Red tape off menu for 7th, 8th grades
Sometimes, you can’t cut red tape.
That’s when it’s time to bring out the duct tape, so to speak.
When federal regulations denied 7th and 8th graders at Cloudland High School free meal eligibility, Carter County school officials went to work to find a solution to the problem.
Beginning on Monday, those students will receive their meals at no cost, with the Carter County school system footing the bill.
Fashioning a homemade workaround to a federal rule, the Carter County Board of Education unanimously agreed Thursday to provide free meals to 7th and 8th grade students who attend the high school.
Marisa Potter, director of food services, told the board those students had been denied participation in the federal Community Eligibility Program even though the board opted to join the federally subsidized free-meal program for grades K-8 for the first year.
Potter said when the program was implemented, it was assumed the 7th and 8th grade students at Cloudland would have a seat at the lunch table. But since the program was adopted, federal officials told the the school system the students, which are housed at a high school, were ineligible for the program.
The school system has been working to resolve the issue, Potter said, but had reached a dead end.
“The law is the law and we just don’t qualify,” she said, adding that she searched for a loophole. “We can’t get them to change the law.”
Board member Kelly Crain voiced his support of the program.
“When one gets something, I think they all should,” he said, adding he felt it was wrong that the Cloudland students were left out.

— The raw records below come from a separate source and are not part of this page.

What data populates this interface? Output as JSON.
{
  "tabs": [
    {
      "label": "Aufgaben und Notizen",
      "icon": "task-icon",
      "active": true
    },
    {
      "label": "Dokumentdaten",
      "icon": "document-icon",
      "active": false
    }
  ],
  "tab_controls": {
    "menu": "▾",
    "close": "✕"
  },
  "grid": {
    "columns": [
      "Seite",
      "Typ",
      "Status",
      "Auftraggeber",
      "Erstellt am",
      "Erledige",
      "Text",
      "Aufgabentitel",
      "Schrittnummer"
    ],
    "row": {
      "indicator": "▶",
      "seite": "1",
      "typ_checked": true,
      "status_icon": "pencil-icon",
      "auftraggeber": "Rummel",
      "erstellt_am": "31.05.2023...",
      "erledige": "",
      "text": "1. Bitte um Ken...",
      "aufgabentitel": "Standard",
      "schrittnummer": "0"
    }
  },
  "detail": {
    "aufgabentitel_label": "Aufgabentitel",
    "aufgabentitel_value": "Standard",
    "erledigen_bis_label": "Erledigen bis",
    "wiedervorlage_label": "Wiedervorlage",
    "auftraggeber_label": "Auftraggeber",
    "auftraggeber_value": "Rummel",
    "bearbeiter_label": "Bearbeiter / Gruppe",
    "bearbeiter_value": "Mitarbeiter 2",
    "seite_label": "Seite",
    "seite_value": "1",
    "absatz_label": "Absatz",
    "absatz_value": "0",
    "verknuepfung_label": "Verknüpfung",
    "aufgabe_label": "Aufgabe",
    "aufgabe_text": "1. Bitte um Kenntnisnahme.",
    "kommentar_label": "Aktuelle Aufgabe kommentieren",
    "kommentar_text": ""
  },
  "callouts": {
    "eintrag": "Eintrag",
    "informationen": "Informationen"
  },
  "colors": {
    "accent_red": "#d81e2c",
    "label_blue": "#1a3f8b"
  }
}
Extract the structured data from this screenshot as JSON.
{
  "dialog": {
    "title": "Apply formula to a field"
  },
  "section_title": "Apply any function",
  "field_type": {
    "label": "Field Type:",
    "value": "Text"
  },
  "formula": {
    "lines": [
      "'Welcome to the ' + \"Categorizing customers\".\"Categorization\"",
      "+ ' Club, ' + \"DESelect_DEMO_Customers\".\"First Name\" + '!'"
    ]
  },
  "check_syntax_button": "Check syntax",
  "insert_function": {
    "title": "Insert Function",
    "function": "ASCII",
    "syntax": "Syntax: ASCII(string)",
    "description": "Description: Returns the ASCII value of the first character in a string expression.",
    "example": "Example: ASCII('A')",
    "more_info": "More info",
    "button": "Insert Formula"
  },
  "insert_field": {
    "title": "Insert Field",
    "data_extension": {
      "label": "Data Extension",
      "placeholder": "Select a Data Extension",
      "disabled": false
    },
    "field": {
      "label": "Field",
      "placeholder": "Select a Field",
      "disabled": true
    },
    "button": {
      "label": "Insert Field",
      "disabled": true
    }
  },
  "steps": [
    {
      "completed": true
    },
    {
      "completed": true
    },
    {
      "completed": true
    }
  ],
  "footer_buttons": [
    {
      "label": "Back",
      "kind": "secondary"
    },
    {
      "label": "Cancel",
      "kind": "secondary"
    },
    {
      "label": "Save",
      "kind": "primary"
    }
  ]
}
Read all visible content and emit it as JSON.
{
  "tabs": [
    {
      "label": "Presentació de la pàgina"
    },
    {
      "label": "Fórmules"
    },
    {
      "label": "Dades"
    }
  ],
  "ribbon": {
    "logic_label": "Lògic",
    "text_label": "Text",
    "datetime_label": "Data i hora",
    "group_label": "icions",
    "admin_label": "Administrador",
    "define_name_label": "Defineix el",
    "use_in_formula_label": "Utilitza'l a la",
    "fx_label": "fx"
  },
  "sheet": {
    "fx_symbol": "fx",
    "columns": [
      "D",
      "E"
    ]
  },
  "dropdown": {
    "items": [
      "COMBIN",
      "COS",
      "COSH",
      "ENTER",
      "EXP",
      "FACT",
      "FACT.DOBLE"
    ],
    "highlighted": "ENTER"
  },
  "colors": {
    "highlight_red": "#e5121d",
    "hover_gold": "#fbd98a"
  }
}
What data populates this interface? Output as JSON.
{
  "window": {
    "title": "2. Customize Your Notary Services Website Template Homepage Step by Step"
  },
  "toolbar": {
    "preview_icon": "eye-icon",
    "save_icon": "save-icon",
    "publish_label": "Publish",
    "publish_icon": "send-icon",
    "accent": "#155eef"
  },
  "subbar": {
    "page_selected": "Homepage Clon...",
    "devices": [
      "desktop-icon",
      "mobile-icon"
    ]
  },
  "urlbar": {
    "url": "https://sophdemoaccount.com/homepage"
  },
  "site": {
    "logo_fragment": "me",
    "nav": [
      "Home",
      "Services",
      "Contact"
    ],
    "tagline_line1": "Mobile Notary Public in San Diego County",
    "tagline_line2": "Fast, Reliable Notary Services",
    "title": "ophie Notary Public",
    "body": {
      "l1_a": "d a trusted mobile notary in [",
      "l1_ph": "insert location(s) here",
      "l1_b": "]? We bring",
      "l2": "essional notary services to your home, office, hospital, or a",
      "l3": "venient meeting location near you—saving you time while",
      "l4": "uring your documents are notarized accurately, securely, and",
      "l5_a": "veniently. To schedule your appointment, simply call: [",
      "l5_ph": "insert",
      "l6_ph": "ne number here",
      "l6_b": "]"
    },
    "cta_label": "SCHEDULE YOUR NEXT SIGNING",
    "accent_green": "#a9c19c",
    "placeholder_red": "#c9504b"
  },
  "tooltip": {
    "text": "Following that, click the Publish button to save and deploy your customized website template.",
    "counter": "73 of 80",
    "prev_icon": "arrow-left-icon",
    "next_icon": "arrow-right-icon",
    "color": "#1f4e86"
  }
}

Crain made a motion to use money from the food service department’s budget surplus to cover the cost of meals for the Cloudland 7th and 8th grade students so those students would also receive their meals at no cost to their families. The motion was seconded by board member Craig Davis and passed unanimously on a vote.
Chairman Ronnie McAmis voiced support for Crain’s motion.
“We can’t feed those students because of government red tape,” he said. “Some things with red tape you can’t fix, but this is one of those things I think we can fix.”
McAmis estimated it will cost approximately $23,000 to feed those students breakfast and lunch for the school year.